TASK DESCRIPTION:
Retype each record exactly, please. Skip none.

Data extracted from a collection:
▬▬▬▬▬▬

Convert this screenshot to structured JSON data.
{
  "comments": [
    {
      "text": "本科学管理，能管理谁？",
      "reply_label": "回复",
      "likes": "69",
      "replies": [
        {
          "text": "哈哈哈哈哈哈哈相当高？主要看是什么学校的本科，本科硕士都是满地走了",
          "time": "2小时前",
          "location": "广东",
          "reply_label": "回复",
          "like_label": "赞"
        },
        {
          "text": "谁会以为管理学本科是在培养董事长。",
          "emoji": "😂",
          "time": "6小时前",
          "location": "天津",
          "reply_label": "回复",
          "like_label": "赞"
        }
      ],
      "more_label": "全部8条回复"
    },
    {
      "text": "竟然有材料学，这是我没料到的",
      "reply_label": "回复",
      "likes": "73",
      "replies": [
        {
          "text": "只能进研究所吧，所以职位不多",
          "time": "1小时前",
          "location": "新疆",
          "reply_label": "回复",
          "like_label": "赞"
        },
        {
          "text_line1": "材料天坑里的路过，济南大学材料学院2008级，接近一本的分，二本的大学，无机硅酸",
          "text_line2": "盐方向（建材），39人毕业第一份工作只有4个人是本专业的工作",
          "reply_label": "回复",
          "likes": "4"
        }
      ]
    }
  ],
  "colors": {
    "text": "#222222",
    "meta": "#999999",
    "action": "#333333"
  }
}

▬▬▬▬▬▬

ANSWER FOR THIS EXERCISE:
Convert this screenshot to structured JSON data.
{
  "comments": [
    {
      "text": "本科学管理，能管理谁？",
      "reply_label": "回复",
      "likes": "69",
      "replies": [
        {
          "text": "哈哈哈哈哈哈哈相当高？主要看是什么学校的本科，本科硕士都是满地走了",
          "time": "2小时前",
          "location": "广东",
          "reply_label": "回复",
          "like_label": "赞"
        },
        {
          "text": "谁会以为管理学本科是在培养董事长。",
          "emoji": "😂",
          "time": "6小时前",
          "location": "天津",
          "reply_label": "回复",
          "like_label": "赞"
        }
      ],
      "more_label": "全部8条回复"
    },
    {
      "text": "竟然有材料学，这是我没料到的",
      "reply_label": "回复",
      "likes": "73",
      "replies": [
        {
          "text": "只能进研究所吧，所以职位不多",
          "time": "1小时前",
          "location": "新疆",
          "reply_label": "回复",
          "like_label": "赞"
        },
        {
          "text_line1": "材料天坑里的路过，济南大学材料学院2008级，接近一本的分，二本的大学，无机硅酸",
          "text_line2": "盐方向（建材），39人毕业第一份工作只有4个人是本专业的工作",
          "reply_label": "回复",
          "likes": "4"
        }
      ]
    }
  ],
  "colors": {
    "text": "#222222",
    "meta": "#999999",
    "action": "#333333"
  }
}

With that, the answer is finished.